They’re just rolling with rock’s punches
Ever since “A Hard Day’s Night” revealed the Beatles as Marx Brothers, rock and comedy have walked hand in hand.
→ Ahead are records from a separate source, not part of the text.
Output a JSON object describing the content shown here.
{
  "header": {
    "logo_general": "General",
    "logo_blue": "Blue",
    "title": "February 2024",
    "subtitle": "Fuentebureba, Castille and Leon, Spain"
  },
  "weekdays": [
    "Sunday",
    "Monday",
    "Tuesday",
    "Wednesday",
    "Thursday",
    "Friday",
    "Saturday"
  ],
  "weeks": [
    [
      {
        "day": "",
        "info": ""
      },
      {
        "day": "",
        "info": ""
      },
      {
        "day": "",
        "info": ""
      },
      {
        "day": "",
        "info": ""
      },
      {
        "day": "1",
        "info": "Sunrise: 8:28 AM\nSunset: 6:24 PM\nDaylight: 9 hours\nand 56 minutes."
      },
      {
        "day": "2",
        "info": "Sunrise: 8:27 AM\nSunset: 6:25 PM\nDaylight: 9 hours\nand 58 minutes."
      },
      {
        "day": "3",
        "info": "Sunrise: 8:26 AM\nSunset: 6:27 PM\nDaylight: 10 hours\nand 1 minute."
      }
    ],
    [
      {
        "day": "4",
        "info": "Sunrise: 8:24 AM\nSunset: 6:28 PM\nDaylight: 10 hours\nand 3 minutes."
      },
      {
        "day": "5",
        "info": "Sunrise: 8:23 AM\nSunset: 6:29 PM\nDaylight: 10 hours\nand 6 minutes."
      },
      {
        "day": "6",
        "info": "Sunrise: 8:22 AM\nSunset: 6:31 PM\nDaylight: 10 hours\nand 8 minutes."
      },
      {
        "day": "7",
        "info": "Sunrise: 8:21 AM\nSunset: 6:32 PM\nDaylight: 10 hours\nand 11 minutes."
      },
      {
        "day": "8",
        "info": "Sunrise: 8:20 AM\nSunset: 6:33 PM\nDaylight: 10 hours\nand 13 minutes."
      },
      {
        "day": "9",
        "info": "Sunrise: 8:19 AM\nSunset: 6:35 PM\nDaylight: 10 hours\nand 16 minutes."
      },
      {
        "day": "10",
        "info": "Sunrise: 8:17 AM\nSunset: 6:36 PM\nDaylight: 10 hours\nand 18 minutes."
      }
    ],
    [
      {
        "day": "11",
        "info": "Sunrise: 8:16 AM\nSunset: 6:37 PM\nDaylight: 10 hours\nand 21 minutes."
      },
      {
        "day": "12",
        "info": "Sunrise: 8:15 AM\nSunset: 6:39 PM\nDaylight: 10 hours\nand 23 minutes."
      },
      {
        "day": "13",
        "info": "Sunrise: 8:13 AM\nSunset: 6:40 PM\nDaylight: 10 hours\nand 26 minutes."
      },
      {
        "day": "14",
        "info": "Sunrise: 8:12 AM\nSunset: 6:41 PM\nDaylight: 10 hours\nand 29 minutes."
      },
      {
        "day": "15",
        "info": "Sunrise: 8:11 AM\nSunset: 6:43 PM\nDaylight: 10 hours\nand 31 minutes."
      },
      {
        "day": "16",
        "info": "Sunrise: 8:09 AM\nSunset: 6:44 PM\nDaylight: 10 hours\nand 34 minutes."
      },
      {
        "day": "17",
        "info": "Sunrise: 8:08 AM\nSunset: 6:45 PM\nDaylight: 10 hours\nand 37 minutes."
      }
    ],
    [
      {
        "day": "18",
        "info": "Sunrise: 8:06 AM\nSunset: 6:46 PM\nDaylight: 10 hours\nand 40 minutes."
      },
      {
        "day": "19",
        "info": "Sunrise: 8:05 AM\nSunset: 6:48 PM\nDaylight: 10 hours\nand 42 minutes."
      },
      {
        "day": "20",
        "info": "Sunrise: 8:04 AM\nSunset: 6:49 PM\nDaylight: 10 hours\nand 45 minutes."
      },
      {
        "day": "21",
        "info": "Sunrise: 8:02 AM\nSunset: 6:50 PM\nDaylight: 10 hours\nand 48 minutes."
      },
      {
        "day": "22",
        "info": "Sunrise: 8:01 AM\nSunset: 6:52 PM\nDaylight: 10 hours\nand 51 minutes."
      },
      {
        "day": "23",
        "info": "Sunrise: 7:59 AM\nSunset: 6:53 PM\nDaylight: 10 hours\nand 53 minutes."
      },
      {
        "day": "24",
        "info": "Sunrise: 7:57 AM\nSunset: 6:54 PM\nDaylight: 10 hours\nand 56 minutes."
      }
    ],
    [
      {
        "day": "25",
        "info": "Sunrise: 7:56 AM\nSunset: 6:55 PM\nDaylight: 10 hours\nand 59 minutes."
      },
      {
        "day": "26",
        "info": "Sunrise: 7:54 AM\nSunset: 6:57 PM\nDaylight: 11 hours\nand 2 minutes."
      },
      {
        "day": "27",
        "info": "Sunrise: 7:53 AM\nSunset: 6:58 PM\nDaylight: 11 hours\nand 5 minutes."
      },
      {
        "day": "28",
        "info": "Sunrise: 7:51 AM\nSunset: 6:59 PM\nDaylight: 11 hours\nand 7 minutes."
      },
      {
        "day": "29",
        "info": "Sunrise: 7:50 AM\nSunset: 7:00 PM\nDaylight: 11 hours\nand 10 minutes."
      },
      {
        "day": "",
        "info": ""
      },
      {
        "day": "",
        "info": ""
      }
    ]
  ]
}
By most yardsticks of normalcy, rock is an absurd business, and one that comes ready-made with tales of anarchic camaraderie, bad behavior and fighting the odds. (Which sometimes include a band’s lack of talent or brains.) In movies or TV shows about rock ‘n’ roll, the musicians are usually struggling, stuck somewhere short of stardom.
So it is in “Z Rock.” A new 10-part, half-scripted sitcom, premiering Sunday on IFC, it concerns fictionalized exploits of a Brooklyn hard-rock band (the real-life ZO2) working by day playing kids’ parties (as the real-life Z Brothers). But unlike, say, Dan Zanes, whose moderate success with the Del Fuegos in the 1980s turned out to be a pale prelude to his current superstardom among the sippy-cup set and their cooler parents, the members of ZO2 regard the kiddie stuff as a day job on the way to a “record deal.” (In the real world, ZO2 has now left the tot circuit -- where their high-end clients included Robert De Niro, Michael J. Fox and Al Roker -- and released their second and latest album themselves.) If none of their songs for adults, to use the term loosely, are quite as memorable as the one they sing about the chicken, there is nothing substandard about their melodic metallic rock.
Their TV show, which might make the band more famous than its music, is lightweight, sometimes flat and sometimes embarrassing, with none of the deadpan brilliance of “Flight of the Conchords” or the sophisticated sitcomedy of the late “The Chris Isaak Show.” (If anyone would care to bring that series out on DVD, I will be your friend forever.)
At times, it embodies that “Spinal Tap” confusion between sexy and sexist. But it is not without a certain lunkheaded, mook charm that is enhanced by the unschooled acting of its stars: nice Jewish boys Paulie (guitar, vocals) and David Zablidowsky (bass) and nice Italian boy Joey Cassata (drums).
The Harpo-haired Paulie is the best actor among them, and has been given the most to do. (He is somewhat reminiscent of Robert Hegyes as Epstein on “Welcome Back, Kotter,” but taller.) Although he seems nominally to be the leader, each member gets a turn to be more responsible or ridiculous than the others. (For his part, Paulie has cut his pubic hair into the shape of a Z -- “It’s a promotional tool,” he insists.) They are all, in spite of the bad language and references to oral sex, basically as clean as the Monkees.
New York comics fill in the spaces around them. Lynne Koplitz plays their high-strung manager, Dina, who arranged for the band to tour with KISS -- as ZO2 actually did -- over gefilte fish with KISS guitarist Paul Stanley’s grandmother. (“I’m not Jewish, but I’m a good manager, so I go to temple for the connections.”) Jay Oakerson is the fictional owner of the factual Brooklyn bar Southpaw, who has a crush on Paulie. (“He’s a good lookin’ guy, right?” he asks his female bartender. “If you were a dude, would you be into him?”) And members of the comedy troupe the Whitest Kids U’Know (who have their own show on IFC) play psychotically cheerful rival band Kidtastic, who come to blows with the Z Brothers at a double-booked birthday party. “In the world of kids’ music,” Paulie says, defending his turf, “Z Brothers are like Led Zeppelin -- those guys are like REO Speedwagon.”
Celebrity guests playing against type or sending up their own reputations are routine for series such as this, and “Z Rock” gives you Blues Traveler John Popper, Skid Row’s Sebastian Bach, Joan Rivers (whose face now appears to be carved from wood -- she has the cheekbones of a ventriloquist’s dummy) and the ubiquitous Dave Navarro, whose real rock credentials will not keep his tombstone from reading “TV personality.” He’s quite funny, though.
But most helpful of all are the little kids for whom the Z Brothers perform. They’re just there to get crazy, and they do. It’s totally rock.
When: 8:30 p.m. Sunday
Rating: TV-MA-L (may be unsuitable for children under the age of 17, with an advisory for coarse language)